The great thing about How’s Your News? is that it doesn’t coddle the general public. It doesn’t make any excuses whatsoever with regard to how ‘difficult’ it might be (for the public at large) to watch Larry try to get a word out while conducting an interview—if anyone actually stops to be interviewed him at all; and doesn’t have any problem showing Robert for who he is—a grown man who understands everything that is said to him; who appreciates social interaction, but who does not have the ability to talk in the ‘normal’ sense of the word.
Not only did I give the film 5-stars when I rated it and wrote a review on Netflix, but I also contend that How’s Your News? has the best Special Features of any DVD I have ever rented or bought. I read a review on Amazon.com where the viewer said that the film never showed you any insight into the five main cast members. Quite obviously, this person did not watch the Special Features, of which I list below:
*Commentary by: the entire castUnknown Format
*The original pilot
*Foogate of festival appearances and Q&As with the cast after screenings in Toronto, New York, L.A., and Amsterdam
*IFC's vanguard show, Split Screen, goes behind the scenes at HYN?
*NPR's This American Life talks to director Arthur Bradford and to reporters Ron Simonsen and Sue Harrington
*Reporter Ron Simonsen interviews actor Chad Everett
*An interview with Matt Stone and Trey Parker conducted by the HYN? reporters
I highly recommend this movie. I will end my review here because, quite honestly, I could go on forever singing the praises of this film. In closing, I would like to say thank you to Arthur Bradford for making such a lovely film, and I trust that he may have a better understanding of how someone could initially find this film exploitative towards its stars; I certainly hope he understands that his (and the other crew members) selflessness changed my mind.
Click on following link for the How’s Your News? website:

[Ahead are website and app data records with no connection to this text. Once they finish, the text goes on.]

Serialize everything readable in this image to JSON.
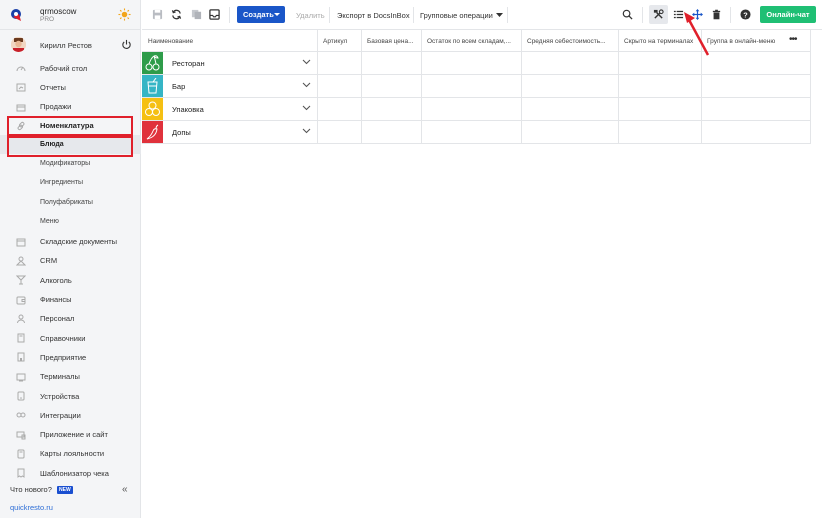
{
  "brand": {
    "name": "qrmoscow",
    "plan": "PRO"
  },
  "user": {
    "name": "Кирилл Рестов"
  },
  "colors": {
    "accent": "#1a56c8",
    "chat": "#1fbf74",
    "highlight": "#e0202b"
  },
  "nav": [
    {
      "label": "Рабочий стол",
      "icon": "dashboard-icon"
    },
    {
      "label": "Отчеты",
      "icon": "reports-icon"
    },
    {
      "label": "Продажи",
      "icon": "sales-icon"
    },
    {
      "label": "Номенклатура",
      "icon": "link-icon"
    },
    {
      "label": "Блюда",
      "sub": true
    },
    {
      "label": "Модификаторы",
      "sub": true
    },
    {
      "label": "Ингредиенты",
      "sub": true
    },
    {
      "label": "Полуфабрикаты",
      "sub": true
    },
    {
      "label": "Меню",
      "sub": true
    },
    {
      "label": "Складские документы",
      "icon": "warehouse-icon"
    },
    {
      "label": "CRM",
      "icon": "crm-icon"
    },
    {
      "label": "Алкоголь",
      "icon": "glass-icon"
    },
    {
      "label": "Финансы",
      "icon": "wallet-icon"
    },
    {
      "label": "Персонал",
      "icon": "staff-icon"
    },
    {
      "label": "Справочники",
      "icon": "book-icon"
    },
    {
      "label": "Предприятие",
      "icon": "building-icon"
    },
    {
      "label": "Терминалы",
      "icon": "terminal-icon"
    },
    {
      "label": "Устройства",
      "icon": "device-icon"
    },
    {
      "label": "Интеграции",
      "icon": "integration-icon"
    },
    {
      "label": "Приложение и сайт",
      "icon": "app-icon"
    },
    {
      "label": "Карты лояльности",
      "icon": "card-icon"
    },
    {
      "label": "Шаблонизатор чека",
      "icon": "receipt-icon"
    }
  ],
  "whats_new": {
    "label": "Что нового?",
    "badge": "NEW"
  },
  "footer": {
    "link": "quickresto.ru"
  },
  "toolbar": {
    "create": "Создать",
    "delete": "Удалить",
    "export": "Экспорт в DocsInBox",
    "group_ops": "Групповые операции",
    "chat": "Онлайн-чат"
  },
  "table": {
    "columns": [
      "Наименование",
      "Артикул",
      "Базовая цена...",
      "Остаток по всем складам,...",
      "Средняя себестоимость...",
      "Скрыто на терминалах",
      "Группа в онлайн-меню"
    ],
    "more": "•••",
    "rows": [
      {
        "name": "Ресторан",
        "color": "#2e9c4a",
        "icon": "cherries-icon"
      },
      {
        "name": "Бар",
        "color": "#35b5c5",
        "icon": "cocktail-icon"
      },
      {
        "name": "Упаковка",
        "color": "#f5c013",
        "icon": "bubbles-icon"
      },
      {
        "name": "Допы",
        "color": "#e0323c",
        "icon": "pepper-icon"
      }
    ]
  }
}
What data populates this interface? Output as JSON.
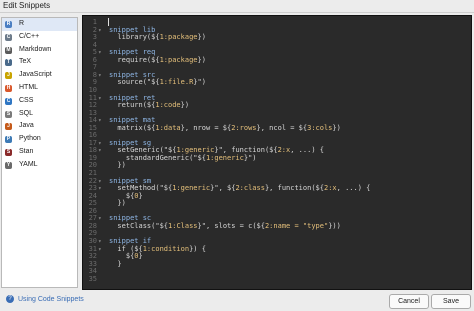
{
  "window": {
    "title": "Edit Snippets"
  },
  "languages": [
    {
      "label": "R",
      "color": "#4a7ec2",
      "glyph": "R"
    },
    {
      "label": "C/C++",
      "color": "#6c7a89",
      "glyph": "C"
    },
    {
      "label": "Markdown",
      "color": "#5a5a5a",
      "glyph": "M"
    },
    {
      "label": "TeX",
      "color": "#4a6a8a",
      "glyph": "T"
    },
    {
      "label": "JavaScript",
      "color": "#c9a400",
      "glyph": "J"
    },
    {
      "label": "HTML",
      "color": "#d9582c",
      "glyph": "H"
    },
    {
      "label": "CSS",
      "color": "#2f76c3",
      "glyph": "C"
    },
    {
      "label": "SQL",
      "color": "#7a7a7a",
      "glyph": "S"
    },
    {
      "label": "Java",
      "color": "#c55a1a",
      "glyph": "J"
    },
    {
      "label": "Python",
      "color": "#3d7ab5",
      "glyph": "P"
    },
    {
      "label": "Stan",
      "color": "#8a2a2a",
      "glyph": "S"
    },
    {
      "label": "YAML",
      "color": "#6a6a6a",
      "glyph": "Y"
    }
  ],
  "selected_language": "R",
  "code_lines": [
    {
      "n": "1",
      "f": "",
      "segs": []
    },
    {
      "n": "2",
      "f": "▾",
      "segs": [
        [
          "kw",
          "snippet lib"
        ]
      ]
    },
    {
      "n": "3",
      "f": "",
      "segs": [
        [
          "tx",
          "  library(${"
        ],
        [
          "ph",
          "1:package"
        ],
        [
          "tx",
          "})"
        ]
      ]
    },
    {
      "n": "4",
      "f": "",
      "segs": []
    },
    {
      "n": "5",
      "f": "▾",
      "segs": [
        [
          "kw",
          "snippet req"
        ]
      ]
    },
    {
      "n": "6",
      "f": "",
      "segs": [
        [
          "tx",
          "  require(${"
        ],
        [
          "ph",
          "1:package"
        ],
        [
          "tx",
          "})"
        ]
      ]
    },
    {
      "n": "7",
      "f": "",
      "segs": []
    },
    {
      "n": "8",
      "f": "▾",
      "segs": [
        [
          "kw",
          "snippet src"
        ]
      ]
    },
    {
      "n": "9",
      "f": "",
      "segs": [
        [
          "tx",
          "  source(\"${"
        ],
        [
          "ph",
          "1:file.R"
        ],
        [
          "tx",
          "}\")"
        ]
      ]
    },
    {
      "n": "10",
      "f": "",
      "segs": []
    },
    {
      "n": "11",
      "f": "▾",
      "segs": [
        [
          "kw",
          "snippet ret"
        ]
      ]
    },
    {
      "n": "12",
      "f": "",
      "segs": [
        [
          "tx",
          "  return(${"
        ],
        [
          "ph",
          "1:code"
        ],
        [
          "tx",
          "})"
        ]
      ]
    },
    {
      "n": "13",
      "f": "",
      "segs": []
    },
    {
      "n": "14",
      "f": "▾",
      "segs": [
        [
          "kw",
          "snippet mat"
        ]
      ]
    },
    {
      "n": "15",
      "f": "",
      "segs": [
        [
          "tx",
          "  matrix(${"
        ],
        [
          "ph",
          "1:data"
        ],
        [
          "tx",
          "}, nrow = ${"
        ],
        [
          "ph",
          "2:rows"
        ],
        [
          "tx",
          "}, ncol = ${"
        ],
        [
          "ph",
          "3:cols"
        ],
        [
          "tx",
          "})"
        ]
      ]
    },
    {
      "n": "16",
      "f": "",
      "segs": []
    },
    {
      "n": "17",
      "f": "▾",
      "segs": [
        [
          "kw",
          "snippet sg"
        ]
      ]
    },
    {
      "n": "18",
      "f": "▾",
      "segs": [
        [
          "tx",
          "  setGeneric(\"${"
        ],
        [
          "ph",
          "1:generic"
        ],
        [
          "tx",
          "}\", function(${"
        ],
        [
          "ph",
          "2:x"
        ],
        [
          "tx",
          ", ...) {"
        ]
      ]
    },
    {
      "n": "19",
      "f": "",
      "segs": [
        [
          "tx",
          "    standardGeneric(\"${"
        ],
        [
          "ph",
          "1:generic"
        ],
        [
          "tx",
          "}\")"
        ]
      ]
    },
    {
      "n": "20",
      "f": "",
      "segs": [
        [
          "tx",
          "  })"
        ]
      ]
    },
    {
      "n": "21",
      "f": "",
      "segs": []
    },
    {
      "n": "22",
      "f": "▾",
      "segs": [
        [
          "kw",
          "snippet sm"
        ]
      ]
    },
    {
      "n": "23",
      "f": "▾",
      "segs": [
        [
          "tx",
          "  setMethod(\"${"
        ],
        [
          "ph",
          "1:generic"
        ],
        [
          "tx",
          "}\", ${"
        ],
        [
          "ph",
          "2:class"
        ],
        [
          "tx",
          "}, function(${"
        ],
        [
          "ph",
          "2:x"
        ],
        [
          "tx",
          ", ...) {"
        ]
      ]
    },
    {
      "n": "24",
      "f": "",
      "segs": [
        [
          "tx",
          "    ${"
        ],
        [
          "ph",
          "0"
        ],
        [
          "tx",
          "}"
        ]
      ]
    },
    {
      "n": "25",
      "f": "",
      "segs": [
        [
          "tx",
          "  })"
        ]
      ]
    },
    {
      "n": "26",
      "f": "",
      "segs": []
    },
    {
      "n": "27",
      "f": "▾",
      "segs": [
        [
          "kw",
          "snippet sc"
        ]
      ]
    },
    {
      "n": "28",
      "f": "",
      "segs": [
        [
          "tx",
          "  setClass(\"${"
        ],
        [
          "ph",
          "1:Class"
        ],
        [
          "tx",
          "}\", slots = c(${"
        ],
        [
          "ph",
          "2:name = \"type\""
        ],
        [
          "tx",
          "}))"
        ]
      ]
    },
    {
      "n": "29",
      "f": "",
      "segs": []
    },
    {
      "n": "30",
      "f": "▾",
      "segs": [
        [
          "kw",
          "snippet if"
        ]
      ]
    },
    {
      "n": "31",
      "f": "▾",
      "segs": [
        [
          "tx",
          "  if (${"
        ],
        [
          "ph",
          "1:condition"
        ],
        [
          "tx",
          "}) {"
        ]
      ]
    },
    {
      "n": "32",
      "f": "",
      "segs": [
        [
          "tx",
          "    ${"
        ],
        [
          "ph",
          "0"
        ],
        [
          "tx",
          "}"
        ]
      ]
    },
    {
      "n": "33",
      "f": "",
      "segs": [
        [
          "tx",
          "  }"
        ]
      ]
    },
    {
      "n": "34",
      "f": "",
      "segs": []
    },
    {
      "n": "35",
      "f": "",
      "segs": []
    }
  ],
  "footer": {
    "help_link": "Using Code Snippets",
    "cancel_label": "Cancel",
    "save_label": "Save"
  }
}
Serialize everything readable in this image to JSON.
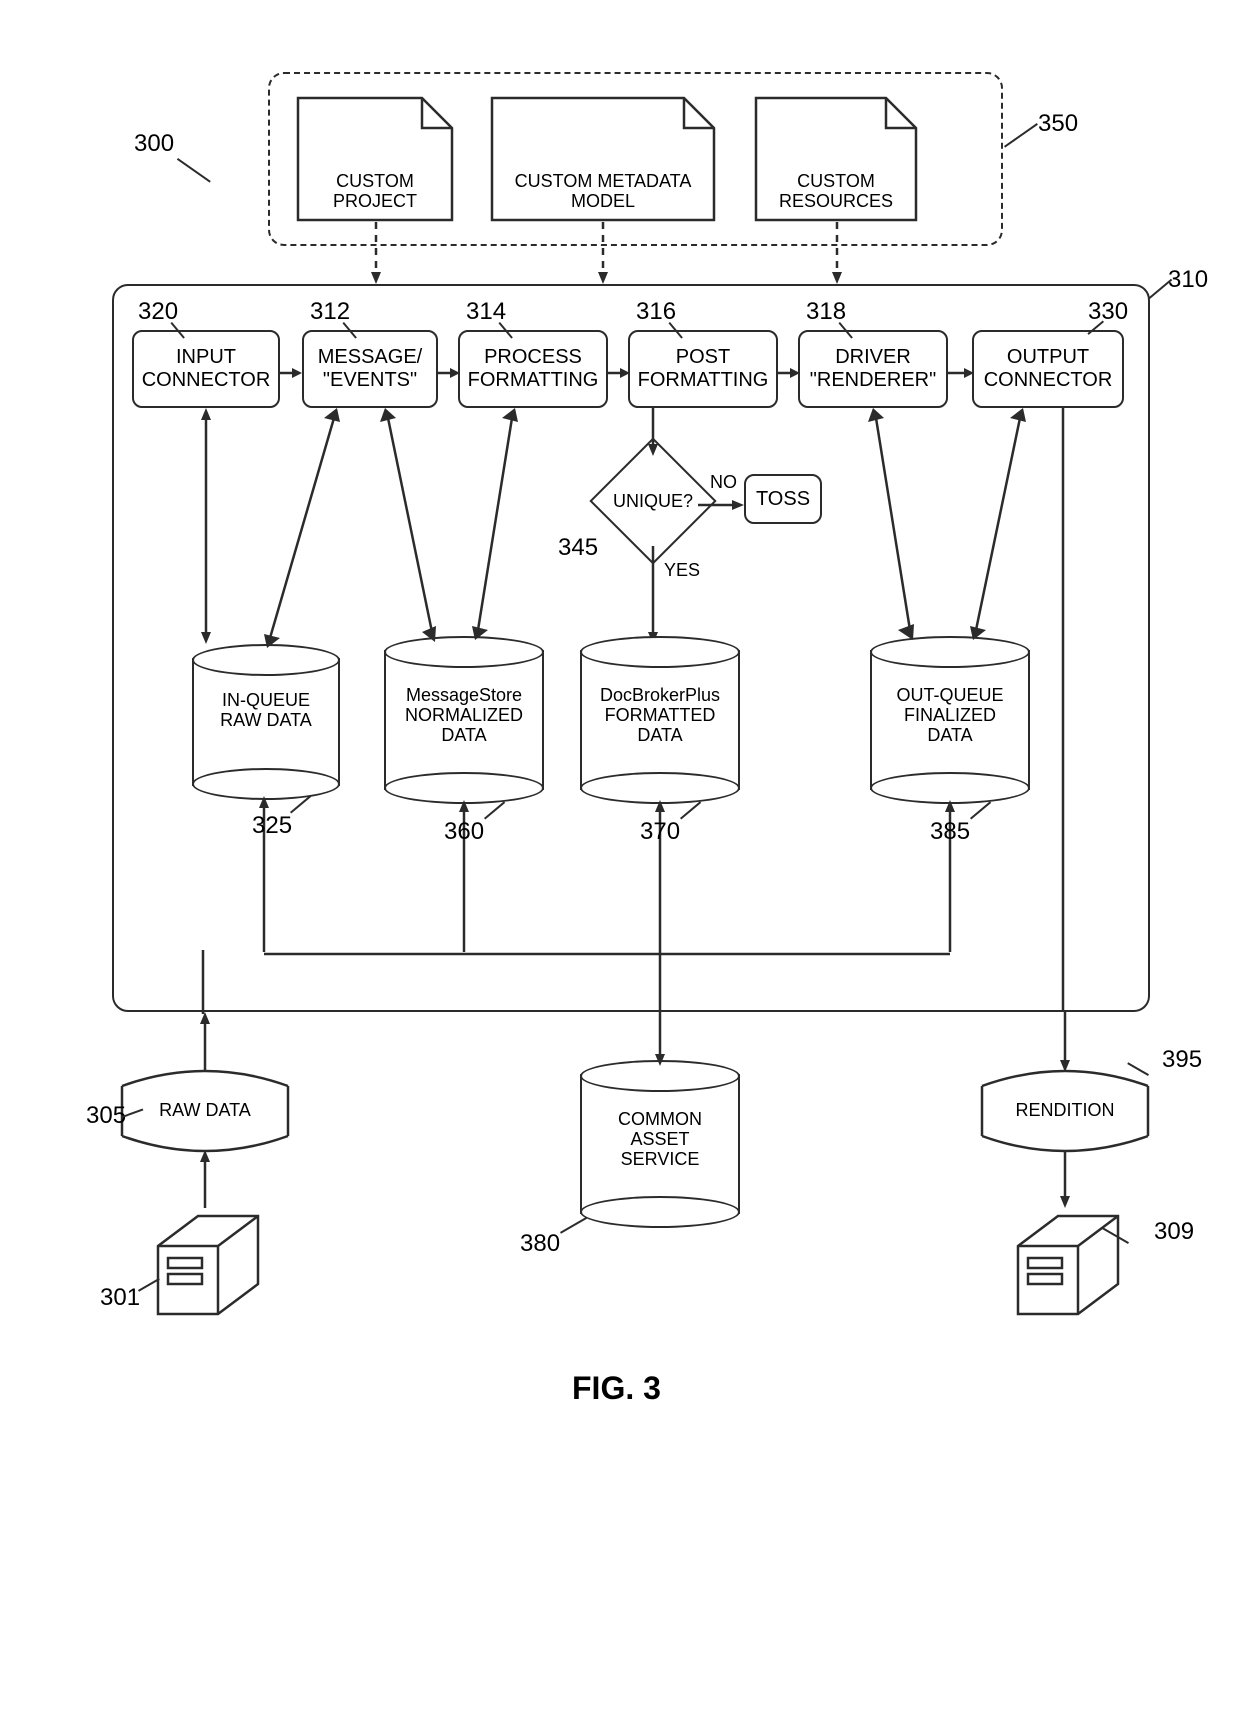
{
  "figure": {
    "caption": "FIG. 3"
  },
  "refs": {
    "r300": "300",
    "r350": "350",
    "r310": "310",
    "r320": "320",
    "r312": "312",
    "r314": "314",
    "r316": "316",
    "r318": "318",
    "r330": "330",
    "r345": "345",
    "r325": "325",
    "r360": "360",
    "r370": "370",
    "r380": "380",
    "r385": "385",
    "r305": "305",
    "r301": "301",
    "r395": "395",
    "r309": "309"
  },
  "blocks": {
    "input_connector": "INPUT\nCONNECTOR",
    "message_events": "MESSAGE/\n\"EVENTS\"",
    "process_formatting": "PROCESS\nFORMATTING",
    "post_formatting": "POST\nFORMATTING",
    "driver_renderer": "DRIVER\n\"RENDERER\"",
    "output_connector": "OUTPUT\nCONNECTOR",
    "toss": "TOSS",
    "unique": "UNIQUE?",
    "yes": "YES",
    "no": "NO"
  },
  "docs": {
    "custom_project": "CUSTOM\nPROJECT",
    "custom_metadata_model": "CUSTOM METADATA\nMODEL",
    "custom_resources": "CUSTOM\nRESOURCES"
  },
  "cyls": {
    "in_queue": "IN-QUEUE\nRAW DATA",
    "msgstore": "MessageStore\nNORMALIZED\nDATA",
    "docbroker": "DocBrokerPlus\nFORMATTED\nDATA",
    "out_queue": "OUT-QUEUE\nFINALIZED\nDATA",
    "cas": "COMMON\nASSET\nSERVICE"
  },
  "chans": {
    "raw_data": "RAW DATA",
    "rendition": "RENDITION"
  }
}
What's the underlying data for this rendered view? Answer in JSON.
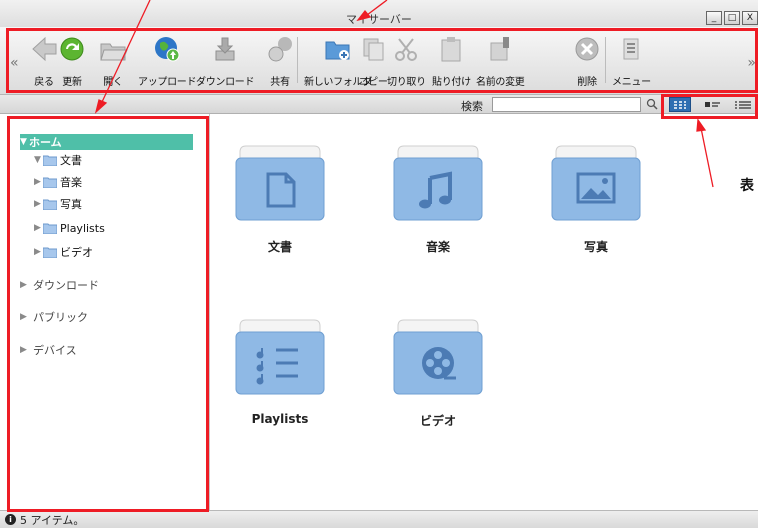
{
  "window": {
    "title": "マイサーバー"
  },
  "toolbar": {
    "items": [
      {
        "id": "back",
        "label": "戻る",
        "icon": "back-arrow-icon"
      },
      {
        "id": "refresh",
        "label": "更新",
        "icon": "refresh-icon"
      },
      {
        "id": "open",
        "label": "開く",
        "icon": "open-folder-icon"
      },
      {
        "id": "upload",
        "label": "アップロード",
        "icon": "upload-globe-icon"
      },
      {
        "id": "download",
        "label": "ダウンロード",
        "icon": "download-icon"
      },
      {
        "id": "share",
        "label": "共有",
        "icon": "share-icon"
      },
      {
        "id": "new_folder",
        "label": "新しいフォルダ",
        "icon": "new-folder-icon"
      },
      {
        "id": "copy",
        "label": "コピー",
        "icon": "copy-icon"
      },
      {
        "id": "cut",
        "label": "切り取り",
        "icon": "cut-icon"
      },
      {
        "id": "paste",
        "label": "貼り付け",
        "icon": "paste-icon"
      },
      {
        "id": "rename",
        "label": "名前の変更",
        "icon": "rename-icon"
      },
      {
        "id": "delete",
        "label": "削除",
        "icon": "delete-icon"
      },
      {
        "id": "menu",
        "label": "メニュー",
        "icon": "menu-icon"
      }
    ]
  },
  "search": {
    "label": "検索",
    "value": ""
  },
  "sidebar": {
    "home": "ホーム",
    "home_children": [
      "文書",
      "音楽",
      "写真",
      "Playlists",
      "ビデオ"
    ],
    "sections": [
      "ダウンロード",
      "パブリック",
      "デバイス"
    ]
  },
  "folders": [
    {
      "label": "文書",
      "icon": "document-icon"
    },
    {
      "label": "音楽",
      "icon": "music-note-icon"
    },
    {
      "label": "写真",
      "icon": "picture-icon"
    },
    {
      "label": "Playlists",
      "icon": "playlist-icon"
    },
    {
      "label": "ビデオ",
      "icon": "film-reel-icon"
    }
  ],
  "status": {
    "text": "5 アイテム。"
  },
  "annotation": {
    "text": "表"
  },
  "colors": {
    "highlight": "#4fbfa8",
    "folder": "#8fb9e5",
    "callout": "#ee1c25",
    "view_active": "#2f6fb2"
  }
}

ABOUT HOW’S YOUR NEWS
tags: Jaibhakti, bhakti, bhakti+brophy, How's Your News?, Arthur Bradford, Bhakti Film Review, people with disabilities, overcoming disabilities